* [Task requirements]:
Pull every line containing "this" from the data.

* [Dataset records]:

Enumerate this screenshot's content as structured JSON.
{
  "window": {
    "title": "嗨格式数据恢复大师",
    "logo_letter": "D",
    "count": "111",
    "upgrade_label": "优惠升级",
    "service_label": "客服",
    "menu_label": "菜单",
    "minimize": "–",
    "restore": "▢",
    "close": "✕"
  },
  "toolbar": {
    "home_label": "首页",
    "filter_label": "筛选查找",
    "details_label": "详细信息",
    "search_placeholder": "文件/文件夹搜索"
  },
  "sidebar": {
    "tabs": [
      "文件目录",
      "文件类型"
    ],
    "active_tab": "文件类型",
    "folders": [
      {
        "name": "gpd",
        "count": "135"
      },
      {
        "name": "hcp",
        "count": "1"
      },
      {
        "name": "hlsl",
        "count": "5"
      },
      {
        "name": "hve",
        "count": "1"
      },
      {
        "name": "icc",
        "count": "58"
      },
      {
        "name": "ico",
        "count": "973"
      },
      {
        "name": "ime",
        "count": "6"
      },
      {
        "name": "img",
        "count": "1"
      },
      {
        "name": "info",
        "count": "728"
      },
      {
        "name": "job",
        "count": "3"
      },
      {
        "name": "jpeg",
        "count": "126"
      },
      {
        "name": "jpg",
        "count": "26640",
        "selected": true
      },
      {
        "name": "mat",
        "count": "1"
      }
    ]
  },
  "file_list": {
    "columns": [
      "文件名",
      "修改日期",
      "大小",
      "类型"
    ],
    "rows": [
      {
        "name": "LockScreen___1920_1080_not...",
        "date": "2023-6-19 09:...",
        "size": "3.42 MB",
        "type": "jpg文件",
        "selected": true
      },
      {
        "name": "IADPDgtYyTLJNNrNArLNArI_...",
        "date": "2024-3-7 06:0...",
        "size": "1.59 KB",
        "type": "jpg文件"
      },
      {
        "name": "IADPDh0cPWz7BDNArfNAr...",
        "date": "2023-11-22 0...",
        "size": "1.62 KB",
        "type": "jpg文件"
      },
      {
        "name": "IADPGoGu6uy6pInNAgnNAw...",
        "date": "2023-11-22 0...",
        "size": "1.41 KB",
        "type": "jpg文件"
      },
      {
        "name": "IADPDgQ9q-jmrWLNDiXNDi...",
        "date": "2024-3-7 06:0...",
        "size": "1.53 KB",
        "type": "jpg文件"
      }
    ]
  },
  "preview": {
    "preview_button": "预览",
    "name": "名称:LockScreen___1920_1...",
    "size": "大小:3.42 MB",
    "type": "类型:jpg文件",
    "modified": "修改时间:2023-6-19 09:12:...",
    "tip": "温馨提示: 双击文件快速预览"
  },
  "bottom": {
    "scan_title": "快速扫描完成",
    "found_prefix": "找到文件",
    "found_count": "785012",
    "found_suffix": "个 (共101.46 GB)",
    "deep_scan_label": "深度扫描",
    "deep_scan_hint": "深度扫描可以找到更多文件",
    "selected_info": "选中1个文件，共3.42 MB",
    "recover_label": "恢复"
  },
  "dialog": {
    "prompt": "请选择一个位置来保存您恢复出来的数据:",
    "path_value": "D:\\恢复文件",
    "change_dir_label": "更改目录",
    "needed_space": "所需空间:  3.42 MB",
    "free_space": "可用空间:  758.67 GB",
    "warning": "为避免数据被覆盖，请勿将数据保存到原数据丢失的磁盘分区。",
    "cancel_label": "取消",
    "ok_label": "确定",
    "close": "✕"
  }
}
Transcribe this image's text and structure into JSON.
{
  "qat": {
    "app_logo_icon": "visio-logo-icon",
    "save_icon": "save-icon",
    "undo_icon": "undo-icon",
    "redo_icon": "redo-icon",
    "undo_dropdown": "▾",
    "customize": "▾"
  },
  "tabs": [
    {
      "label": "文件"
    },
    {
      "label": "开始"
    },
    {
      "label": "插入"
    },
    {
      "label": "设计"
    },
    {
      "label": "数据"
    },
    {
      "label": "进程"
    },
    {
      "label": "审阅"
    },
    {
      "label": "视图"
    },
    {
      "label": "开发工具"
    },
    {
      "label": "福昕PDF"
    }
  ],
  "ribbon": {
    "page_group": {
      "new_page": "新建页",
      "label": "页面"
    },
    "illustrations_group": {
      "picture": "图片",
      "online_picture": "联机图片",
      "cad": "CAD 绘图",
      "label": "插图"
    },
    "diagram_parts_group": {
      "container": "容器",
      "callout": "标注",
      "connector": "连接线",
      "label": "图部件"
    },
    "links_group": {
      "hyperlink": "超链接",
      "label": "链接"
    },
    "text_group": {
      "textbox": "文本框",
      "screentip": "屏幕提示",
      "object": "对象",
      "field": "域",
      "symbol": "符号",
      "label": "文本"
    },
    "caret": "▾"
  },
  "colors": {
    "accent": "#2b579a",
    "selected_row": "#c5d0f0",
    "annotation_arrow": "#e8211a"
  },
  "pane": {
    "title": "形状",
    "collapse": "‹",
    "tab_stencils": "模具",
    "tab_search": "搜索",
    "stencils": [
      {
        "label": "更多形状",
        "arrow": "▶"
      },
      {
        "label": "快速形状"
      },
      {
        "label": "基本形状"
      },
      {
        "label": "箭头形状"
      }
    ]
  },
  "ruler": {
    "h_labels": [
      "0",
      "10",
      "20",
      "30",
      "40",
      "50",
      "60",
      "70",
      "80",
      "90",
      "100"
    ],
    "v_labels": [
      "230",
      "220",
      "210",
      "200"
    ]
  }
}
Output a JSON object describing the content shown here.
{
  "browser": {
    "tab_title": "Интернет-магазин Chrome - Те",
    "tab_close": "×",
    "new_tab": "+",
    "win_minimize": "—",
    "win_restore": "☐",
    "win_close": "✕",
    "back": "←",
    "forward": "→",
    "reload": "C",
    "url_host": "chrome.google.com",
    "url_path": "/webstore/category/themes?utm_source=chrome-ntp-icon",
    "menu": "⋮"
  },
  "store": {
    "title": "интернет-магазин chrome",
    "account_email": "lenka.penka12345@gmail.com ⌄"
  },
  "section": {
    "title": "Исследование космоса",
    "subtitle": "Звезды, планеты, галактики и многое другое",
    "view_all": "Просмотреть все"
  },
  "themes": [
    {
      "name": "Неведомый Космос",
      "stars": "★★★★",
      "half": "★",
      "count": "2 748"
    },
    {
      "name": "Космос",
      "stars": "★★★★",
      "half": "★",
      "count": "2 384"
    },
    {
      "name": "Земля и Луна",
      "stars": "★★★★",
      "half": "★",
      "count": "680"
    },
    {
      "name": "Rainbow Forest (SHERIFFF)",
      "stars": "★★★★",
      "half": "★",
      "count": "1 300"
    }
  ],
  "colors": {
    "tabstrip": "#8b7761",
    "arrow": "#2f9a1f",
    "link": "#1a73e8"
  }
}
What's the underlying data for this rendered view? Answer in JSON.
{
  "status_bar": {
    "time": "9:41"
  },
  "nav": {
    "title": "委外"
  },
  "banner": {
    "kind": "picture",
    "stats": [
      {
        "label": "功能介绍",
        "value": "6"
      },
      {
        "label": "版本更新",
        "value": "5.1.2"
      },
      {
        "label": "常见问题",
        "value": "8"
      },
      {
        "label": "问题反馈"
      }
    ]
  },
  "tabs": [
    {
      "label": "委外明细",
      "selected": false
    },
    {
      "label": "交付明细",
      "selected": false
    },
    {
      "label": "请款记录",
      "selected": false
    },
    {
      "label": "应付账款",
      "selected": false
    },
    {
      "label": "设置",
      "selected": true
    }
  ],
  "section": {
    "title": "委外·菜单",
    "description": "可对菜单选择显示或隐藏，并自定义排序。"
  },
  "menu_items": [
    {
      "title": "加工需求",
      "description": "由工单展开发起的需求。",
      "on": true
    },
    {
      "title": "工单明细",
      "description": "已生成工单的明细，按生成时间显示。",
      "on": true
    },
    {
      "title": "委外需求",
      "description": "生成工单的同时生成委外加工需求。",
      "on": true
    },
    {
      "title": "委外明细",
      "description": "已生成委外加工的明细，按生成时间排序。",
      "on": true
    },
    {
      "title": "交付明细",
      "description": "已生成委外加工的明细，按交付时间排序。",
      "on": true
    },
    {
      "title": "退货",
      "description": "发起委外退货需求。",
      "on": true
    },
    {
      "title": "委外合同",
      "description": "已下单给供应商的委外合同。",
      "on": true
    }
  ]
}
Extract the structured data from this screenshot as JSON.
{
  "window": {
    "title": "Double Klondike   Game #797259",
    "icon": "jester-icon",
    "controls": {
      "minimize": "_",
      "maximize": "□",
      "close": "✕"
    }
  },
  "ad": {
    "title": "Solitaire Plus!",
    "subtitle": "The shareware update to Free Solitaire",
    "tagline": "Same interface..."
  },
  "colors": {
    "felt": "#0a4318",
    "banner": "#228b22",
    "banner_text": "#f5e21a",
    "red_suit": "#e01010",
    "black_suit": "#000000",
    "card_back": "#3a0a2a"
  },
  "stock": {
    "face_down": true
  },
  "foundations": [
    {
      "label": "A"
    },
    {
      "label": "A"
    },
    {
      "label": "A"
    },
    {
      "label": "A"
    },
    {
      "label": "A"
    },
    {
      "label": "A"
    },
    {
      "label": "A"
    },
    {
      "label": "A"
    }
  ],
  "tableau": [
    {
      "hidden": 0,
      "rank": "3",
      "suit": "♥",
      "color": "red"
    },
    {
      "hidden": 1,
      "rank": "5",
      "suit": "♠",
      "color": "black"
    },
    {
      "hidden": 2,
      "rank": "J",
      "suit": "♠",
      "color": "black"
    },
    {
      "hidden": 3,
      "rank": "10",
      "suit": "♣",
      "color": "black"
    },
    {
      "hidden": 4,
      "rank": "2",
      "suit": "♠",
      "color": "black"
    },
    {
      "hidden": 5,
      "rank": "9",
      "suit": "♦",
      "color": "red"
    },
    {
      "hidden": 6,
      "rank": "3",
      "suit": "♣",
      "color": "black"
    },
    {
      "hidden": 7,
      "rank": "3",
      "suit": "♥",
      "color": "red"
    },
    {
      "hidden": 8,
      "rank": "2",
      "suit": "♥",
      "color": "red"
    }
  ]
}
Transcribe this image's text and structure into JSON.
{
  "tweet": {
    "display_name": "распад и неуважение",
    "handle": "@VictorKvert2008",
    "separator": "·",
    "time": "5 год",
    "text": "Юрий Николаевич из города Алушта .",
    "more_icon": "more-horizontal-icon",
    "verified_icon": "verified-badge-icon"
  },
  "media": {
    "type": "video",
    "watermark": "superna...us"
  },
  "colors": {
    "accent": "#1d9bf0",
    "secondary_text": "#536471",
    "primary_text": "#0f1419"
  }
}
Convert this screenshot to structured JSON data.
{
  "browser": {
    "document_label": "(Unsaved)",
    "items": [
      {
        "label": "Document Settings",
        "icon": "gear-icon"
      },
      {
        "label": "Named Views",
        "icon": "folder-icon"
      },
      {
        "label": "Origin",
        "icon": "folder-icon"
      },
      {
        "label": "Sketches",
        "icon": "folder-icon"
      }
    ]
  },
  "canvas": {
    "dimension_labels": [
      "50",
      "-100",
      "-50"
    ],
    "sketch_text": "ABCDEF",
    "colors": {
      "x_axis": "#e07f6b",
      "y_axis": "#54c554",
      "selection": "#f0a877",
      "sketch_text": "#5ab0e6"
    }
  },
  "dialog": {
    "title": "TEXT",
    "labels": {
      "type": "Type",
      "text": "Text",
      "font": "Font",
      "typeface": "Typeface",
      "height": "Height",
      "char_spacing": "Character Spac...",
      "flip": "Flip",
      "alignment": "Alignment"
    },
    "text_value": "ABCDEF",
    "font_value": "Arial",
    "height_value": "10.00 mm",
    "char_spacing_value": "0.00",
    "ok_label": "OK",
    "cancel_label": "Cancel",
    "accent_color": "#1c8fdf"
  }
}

* [Completed exercise]:
Enumerate this screenshot's content as structured JSON.
Transcribe this image's text and structure into JSON.
What's the underlying data for this rendered view? Answer in JSON.
Extract the structured data from this screenshot as JSON.
Transcribe this image's text and structure into JSON.
Convert this screenshot to structured JSON data.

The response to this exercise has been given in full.